A president’s character is demonstrated in innumerable ways — from his allegiance to his oath of office, to his personal deportment, to his foreign policy. Nowhere is the character of a president more evident than in fidelity to his promises.

During the 1988 presidential campaign, the elder Bush made what many observers believe was a politically fatal blunder. The Pacific war hero, the former ambassador to the United Nations, the man who held two of his country’s highest offices said during his nomination acceptance speech, “My opponent won’t rule out raising taxes, but I will. And Congress will push me to raise taxes, and I’ll say no, and they’ll push, and I’ll say no, and they’ll push again. And I’ll say to them: Read my lips. No new taxes.”

Of course we know what happened — new taxes. Not a few pundits think that the elder Bush lost the 1992 presidential campaign because of the power of a broken promise, a broken promise now etched in history.

Proving that the apple did not fall far from the tree, George W. Bush was elected by the American people because many saw in him strength of character. Americans have been anxious for a White House that would not embarrass them by its flagrant abuse of the power of office and its tawdry secrets of sex and scandal.

Based on his record and his campaign promises, President Bush may be the most pro-life president of my lifetime. He has thus far demonstrated forthright resolve to respect the dignity of human life by working to protect nascent human lives. He has been stalwart in his defense of the unborn.

Now, the true test of character. Will he keep his promises? During his campaign, President Bush said that he opposed federal funding for research that would result in the destruction of human embryos. Months after his inauguration, on May 18, President Bush sent a letter to Robert A. Best of the Culture of Life Foundation stating, “I oppose federal funding for stem cell research that involves destroying living human embryos. I support innovative medical research on life-threatening and debilitating diseases, including promising research on stem cells from adult tissue.”

He all but said: “Read my lips. No federally funded embryonic stem cell research.”

One of the scenarios now being suggested calls for President Bush to strike a compromise with those who favor destructive human embryonic stem cell research. This compromise would federally fund research using existing stem cells from previously aborted babies, but would prohibit research involving the destruction of any additional human embryos, frozen or otherwise.

Such a compromise will not work for a number of reasons. First, any benefits coming out of that research would be morally contaminated.

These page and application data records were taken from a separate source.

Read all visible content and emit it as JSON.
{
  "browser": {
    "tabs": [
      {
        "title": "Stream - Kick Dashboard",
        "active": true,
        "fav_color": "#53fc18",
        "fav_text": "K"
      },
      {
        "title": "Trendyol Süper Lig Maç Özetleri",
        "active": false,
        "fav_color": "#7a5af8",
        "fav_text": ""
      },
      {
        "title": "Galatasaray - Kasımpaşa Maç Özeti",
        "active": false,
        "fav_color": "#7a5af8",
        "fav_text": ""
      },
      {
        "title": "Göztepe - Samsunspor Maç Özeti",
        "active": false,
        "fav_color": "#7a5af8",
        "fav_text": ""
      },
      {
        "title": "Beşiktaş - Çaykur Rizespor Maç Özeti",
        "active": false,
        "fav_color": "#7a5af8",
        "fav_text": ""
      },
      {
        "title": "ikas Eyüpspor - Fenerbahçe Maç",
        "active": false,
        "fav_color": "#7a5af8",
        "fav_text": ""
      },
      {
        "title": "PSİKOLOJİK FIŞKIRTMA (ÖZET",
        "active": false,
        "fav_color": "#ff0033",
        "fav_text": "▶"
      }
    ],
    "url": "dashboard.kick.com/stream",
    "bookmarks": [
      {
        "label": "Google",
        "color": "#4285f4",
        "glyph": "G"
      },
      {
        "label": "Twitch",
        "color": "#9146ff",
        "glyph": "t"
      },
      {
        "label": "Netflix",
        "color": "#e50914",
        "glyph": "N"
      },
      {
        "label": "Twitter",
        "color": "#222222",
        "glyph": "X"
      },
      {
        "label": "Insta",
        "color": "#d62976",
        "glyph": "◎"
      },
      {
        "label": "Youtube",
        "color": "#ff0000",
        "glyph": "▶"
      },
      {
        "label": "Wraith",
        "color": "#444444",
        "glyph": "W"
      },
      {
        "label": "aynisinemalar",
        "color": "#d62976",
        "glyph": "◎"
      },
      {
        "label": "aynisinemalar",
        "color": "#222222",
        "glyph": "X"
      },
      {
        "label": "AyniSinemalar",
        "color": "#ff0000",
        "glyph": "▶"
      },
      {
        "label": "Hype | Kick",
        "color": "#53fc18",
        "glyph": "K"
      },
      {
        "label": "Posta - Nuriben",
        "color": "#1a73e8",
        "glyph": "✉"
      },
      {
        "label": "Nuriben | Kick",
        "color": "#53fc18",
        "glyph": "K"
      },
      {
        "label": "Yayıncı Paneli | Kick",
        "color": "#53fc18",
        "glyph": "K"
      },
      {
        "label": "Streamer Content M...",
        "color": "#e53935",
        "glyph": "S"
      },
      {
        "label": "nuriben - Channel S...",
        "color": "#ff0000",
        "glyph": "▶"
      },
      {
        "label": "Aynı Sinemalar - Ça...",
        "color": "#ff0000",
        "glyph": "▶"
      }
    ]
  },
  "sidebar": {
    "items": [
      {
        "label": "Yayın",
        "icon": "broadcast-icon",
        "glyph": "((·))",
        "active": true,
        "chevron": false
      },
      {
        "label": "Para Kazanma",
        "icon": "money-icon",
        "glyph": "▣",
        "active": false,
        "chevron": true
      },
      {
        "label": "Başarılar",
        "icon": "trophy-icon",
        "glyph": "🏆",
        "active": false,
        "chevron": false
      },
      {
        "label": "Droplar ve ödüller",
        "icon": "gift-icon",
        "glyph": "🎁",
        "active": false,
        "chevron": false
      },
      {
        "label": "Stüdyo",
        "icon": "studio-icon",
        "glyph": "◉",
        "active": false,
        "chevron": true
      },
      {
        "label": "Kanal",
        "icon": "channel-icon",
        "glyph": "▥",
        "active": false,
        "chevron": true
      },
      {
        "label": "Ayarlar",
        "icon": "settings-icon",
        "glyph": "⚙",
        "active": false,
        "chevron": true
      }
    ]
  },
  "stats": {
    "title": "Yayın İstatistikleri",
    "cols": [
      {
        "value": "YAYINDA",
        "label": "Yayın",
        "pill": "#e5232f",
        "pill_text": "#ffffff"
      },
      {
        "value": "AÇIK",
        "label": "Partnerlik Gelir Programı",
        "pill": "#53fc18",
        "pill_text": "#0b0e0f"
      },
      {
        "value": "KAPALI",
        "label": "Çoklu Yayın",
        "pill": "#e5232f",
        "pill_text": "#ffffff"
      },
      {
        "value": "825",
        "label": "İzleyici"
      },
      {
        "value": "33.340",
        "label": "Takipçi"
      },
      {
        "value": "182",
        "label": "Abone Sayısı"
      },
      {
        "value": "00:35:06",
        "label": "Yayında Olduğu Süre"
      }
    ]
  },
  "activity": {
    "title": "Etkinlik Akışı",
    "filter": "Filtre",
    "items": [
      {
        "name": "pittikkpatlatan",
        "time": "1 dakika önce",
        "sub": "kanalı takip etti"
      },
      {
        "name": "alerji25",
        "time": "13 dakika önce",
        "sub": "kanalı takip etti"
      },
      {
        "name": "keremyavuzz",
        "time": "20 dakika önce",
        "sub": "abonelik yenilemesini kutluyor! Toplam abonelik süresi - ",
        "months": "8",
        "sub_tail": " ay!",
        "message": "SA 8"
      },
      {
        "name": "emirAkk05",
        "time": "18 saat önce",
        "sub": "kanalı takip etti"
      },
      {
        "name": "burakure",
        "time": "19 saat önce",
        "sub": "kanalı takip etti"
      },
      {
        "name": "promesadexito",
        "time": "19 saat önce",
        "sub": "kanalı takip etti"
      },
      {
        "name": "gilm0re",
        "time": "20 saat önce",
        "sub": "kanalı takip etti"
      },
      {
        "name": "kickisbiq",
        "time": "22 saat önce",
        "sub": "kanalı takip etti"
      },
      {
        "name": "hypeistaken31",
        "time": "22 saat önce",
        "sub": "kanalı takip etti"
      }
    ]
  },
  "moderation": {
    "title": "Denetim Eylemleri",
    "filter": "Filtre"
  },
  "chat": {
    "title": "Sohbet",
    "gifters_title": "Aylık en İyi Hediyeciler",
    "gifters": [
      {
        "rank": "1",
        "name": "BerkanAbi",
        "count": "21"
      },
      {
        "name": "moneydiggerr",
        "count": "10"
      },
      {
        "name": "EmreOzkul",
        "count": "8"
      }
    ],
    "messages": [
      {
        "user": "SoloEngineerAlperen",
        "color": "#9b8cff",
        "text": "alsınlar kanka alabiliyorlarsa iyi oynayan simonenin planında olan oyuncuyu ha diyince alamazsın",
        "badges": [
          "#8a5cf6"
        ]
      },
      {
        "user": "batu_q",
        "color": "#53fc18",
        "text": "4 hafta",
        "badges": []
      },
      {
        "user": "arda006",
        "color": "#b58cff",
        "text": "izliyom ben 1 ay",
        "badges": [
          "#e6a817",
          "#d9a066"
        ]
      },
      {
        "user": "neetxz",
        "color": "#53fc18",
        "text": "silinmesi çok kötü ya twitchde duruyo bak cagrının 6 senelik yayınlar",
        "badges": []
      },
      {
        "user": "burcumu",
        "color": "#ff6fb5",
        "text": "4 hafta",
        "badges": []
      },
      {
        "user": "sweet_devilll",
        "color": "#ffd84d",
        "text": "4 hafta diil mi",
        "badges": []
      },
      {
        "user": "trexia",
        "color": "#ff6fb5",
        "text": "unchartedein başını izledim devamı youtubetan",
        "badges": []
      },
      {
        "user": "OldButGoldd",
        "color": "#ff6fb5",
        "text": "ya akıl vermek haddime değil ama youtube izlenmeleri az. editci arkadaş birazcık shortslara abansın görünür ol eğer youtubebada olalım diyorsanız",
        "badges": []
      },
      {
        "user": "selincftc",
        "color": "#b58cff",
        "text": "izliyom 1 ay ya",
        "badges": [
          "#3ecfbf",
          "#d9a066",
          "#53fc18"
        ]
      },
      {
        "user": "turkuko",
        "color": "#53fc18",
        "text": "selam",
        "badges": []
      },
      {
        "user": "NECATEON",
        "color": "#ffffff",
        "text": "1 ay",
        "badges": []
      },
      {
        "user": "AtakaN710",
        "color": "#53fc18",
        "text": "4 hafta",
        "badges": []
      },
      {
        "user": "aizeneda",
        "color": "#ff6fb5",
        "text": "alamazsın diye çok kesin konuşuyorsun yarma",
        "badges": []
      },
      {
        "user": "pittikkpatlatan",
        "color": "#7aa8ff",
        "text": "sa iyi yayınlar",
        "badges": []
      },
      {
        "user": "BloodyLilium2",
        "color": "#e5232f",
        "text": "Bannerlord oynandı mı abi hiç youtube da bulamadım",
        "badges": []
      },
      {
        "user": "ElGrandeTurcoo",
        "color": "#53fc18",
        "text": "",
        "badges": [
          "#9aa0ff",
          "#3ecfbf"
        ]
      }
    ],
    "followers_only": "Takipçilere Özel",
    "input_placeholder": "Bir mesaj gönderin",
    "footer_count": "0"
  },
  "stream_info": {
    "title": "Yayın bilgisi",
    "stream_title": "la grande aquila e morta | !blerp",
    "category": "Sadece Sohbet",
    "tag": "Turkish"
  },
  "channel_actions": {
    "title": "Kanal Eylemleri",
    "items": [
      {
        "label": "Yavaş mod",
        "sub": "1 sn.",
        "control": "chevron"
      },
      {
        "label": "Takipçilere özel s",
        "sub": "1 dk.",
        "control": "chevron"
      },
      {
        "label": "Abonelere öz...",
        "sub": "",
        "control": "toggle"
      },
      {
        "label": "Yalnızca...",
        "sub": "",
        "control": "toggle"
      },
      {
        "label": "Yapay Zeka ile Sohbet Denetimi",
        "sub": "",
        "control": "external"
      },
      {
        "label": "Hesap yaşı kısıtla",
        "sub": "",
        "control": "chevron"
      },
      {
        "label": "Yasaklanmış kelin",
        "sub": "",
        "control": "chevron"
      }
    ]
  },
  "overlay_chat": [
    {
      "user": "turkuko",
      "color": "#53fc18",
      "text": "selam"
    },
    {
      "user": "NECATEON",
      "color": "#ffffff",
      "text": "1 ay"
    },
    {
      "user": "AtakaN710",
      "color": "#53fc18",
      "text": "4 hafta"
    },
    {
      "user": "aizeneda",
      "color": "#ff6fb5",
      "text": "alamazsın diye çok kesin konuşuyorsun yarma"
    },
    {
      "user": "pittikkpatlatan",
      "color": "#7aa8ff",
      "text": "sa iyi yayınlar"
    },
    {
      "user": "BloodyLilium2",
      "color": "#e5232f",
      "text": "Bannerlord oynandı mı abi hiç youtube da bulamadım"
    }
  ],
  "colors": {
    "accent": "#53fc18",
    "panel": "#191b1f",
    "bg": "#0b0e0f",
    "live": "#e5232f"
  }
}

Researchers are trying to climb Mt. Everest on the backs of human embryos they have destroyed (and now in some cases, even created for the purposes of that research). If they reach the summit and succeed, we cannot applaud them. We can only lament the carnage they caused along the way. They will have planted the skull and crossbones of death on that summit.

Second, Mr. Bush has said he would not support such research. Nothing less than the credibility of his word is at stake. If he wiggles out of his promise, will he cease to be viewed as a pro-life president? Probably not. Will his moral credibility be damaged with his core supporters, perhaps irreparably? Without doubt.

Not only are the eyes of the nation on President Bush, but the eyes of the world as well. If he keeps faith with his promises and with the ideals that brought him to office, he will go down in history as a man of sterling character — a true statesman of conviction. If he caves in to the pressure, as enormous as it is, and compromises his promise on this most important issue, he will have lost the confidence of many of those who elected him. Through historical hindsight, we can predict what that may mean for his political future.
This article first appeared on www.beliefnet.com, a multifaith website on religion, spirituality and morality. Copyright 2001, Beliefnet.

    About the Author

  • Dr. Richard D. Land